» Items from a dataset
BEGIN
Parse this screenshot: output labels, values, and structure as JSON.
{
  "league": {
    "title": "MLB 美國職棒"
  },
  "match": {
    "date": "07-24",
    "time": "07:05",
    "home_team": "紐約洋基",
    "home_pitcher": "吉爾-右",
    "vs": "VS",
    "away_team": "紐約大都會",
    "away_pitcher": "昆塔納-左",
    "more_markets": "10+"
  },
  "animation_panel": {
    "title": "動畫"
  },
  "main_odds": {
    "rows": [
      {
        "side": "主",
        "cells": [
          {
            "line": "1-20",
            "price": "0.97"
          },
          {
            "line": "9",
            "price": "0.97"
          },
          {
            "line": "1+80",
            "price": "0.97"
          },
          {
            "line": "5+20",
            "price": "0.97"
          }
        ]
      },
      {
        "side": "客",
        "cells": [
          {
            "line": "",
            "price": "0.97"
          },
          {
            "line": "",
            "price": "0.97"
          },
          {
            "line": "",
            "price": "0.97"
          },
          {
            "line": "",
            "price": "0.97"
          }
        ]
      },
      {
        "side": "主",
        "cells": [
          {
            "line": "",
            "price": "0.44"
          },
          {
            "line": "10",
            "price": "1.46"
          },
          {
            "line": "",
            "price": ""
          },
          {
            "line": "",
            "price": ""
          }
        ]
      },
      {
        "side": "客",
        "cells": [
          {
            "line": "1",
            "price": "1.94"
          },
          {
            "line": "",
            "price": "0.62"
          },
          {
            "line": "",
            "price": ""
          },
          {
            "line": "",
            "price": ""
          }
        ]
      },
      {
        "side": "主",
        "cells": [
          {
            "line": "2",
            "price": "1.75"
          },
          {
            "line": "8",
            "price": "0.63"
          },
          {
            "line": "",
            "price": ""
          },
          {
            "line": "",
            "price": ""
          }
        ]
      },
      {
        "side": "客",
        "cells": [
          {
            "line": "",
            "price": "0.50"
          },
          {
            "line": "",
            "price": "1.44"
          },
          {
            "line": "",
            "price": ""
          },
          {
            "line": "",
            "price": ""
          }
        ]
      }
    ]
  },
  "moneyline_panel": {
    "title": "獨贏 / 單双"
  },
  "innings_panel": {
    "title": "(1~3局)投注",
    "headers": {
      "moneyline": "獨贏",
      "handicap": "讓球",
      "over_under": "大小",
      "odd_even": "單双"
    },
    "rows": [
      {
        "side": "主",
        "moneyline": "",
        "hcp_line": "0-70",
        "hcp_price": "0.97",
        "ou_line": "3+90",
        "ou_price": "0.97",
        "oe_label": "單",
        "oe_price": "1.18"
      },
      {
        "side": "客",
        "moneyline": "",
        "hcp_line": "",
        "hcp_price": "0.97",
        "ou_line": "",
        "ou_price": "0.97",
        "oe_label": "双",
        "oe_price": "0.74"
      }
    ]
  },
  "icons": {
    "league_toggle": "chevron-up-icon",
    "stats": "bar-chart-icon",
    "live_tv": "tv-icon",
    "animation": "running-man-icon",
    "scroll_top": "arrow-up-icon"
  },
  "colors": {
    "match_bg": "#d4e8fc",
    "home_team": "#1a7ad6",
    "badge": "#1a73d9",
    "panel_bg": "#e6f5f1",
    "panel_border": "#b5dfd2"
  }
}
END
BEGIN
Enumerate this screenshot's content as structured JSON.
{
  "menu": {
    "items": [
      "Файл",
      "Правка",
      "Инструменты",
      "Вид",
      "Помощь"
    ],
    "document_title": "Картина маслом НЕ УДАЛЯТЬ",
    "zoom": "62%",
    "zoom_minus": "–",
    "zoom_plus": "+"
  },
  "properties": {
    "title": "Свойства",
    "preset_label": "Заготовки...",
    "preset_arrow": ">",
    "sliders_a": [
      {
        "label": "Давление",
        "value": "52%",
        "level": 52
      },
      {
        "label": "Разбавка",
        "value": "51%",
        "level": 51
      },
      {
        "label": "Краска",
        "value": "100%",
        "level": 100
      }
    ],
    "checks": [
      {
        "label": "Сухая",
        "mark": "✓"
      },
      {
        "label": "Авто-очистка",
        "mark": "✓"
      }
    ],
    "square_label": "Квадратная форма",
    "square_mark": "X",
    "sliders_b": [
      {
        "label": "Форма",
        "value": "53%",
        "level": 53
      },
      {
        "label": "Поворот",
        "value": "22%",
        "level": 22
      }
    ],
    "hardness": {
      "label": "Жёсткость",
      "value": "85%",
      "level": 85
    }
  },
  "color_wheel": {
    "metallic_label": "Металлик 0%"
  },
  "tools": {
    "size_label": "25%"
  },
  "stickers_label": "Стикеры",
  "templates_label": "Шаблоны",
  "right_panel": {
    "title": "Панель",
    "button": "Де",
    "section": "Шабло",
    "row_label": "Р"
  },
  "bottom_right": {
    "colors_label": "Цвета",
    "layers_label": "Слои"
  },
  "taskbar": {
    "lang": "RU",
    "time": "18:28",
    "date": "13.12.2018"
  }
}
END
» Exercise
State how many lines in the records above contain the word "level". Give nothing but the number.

» Task result
6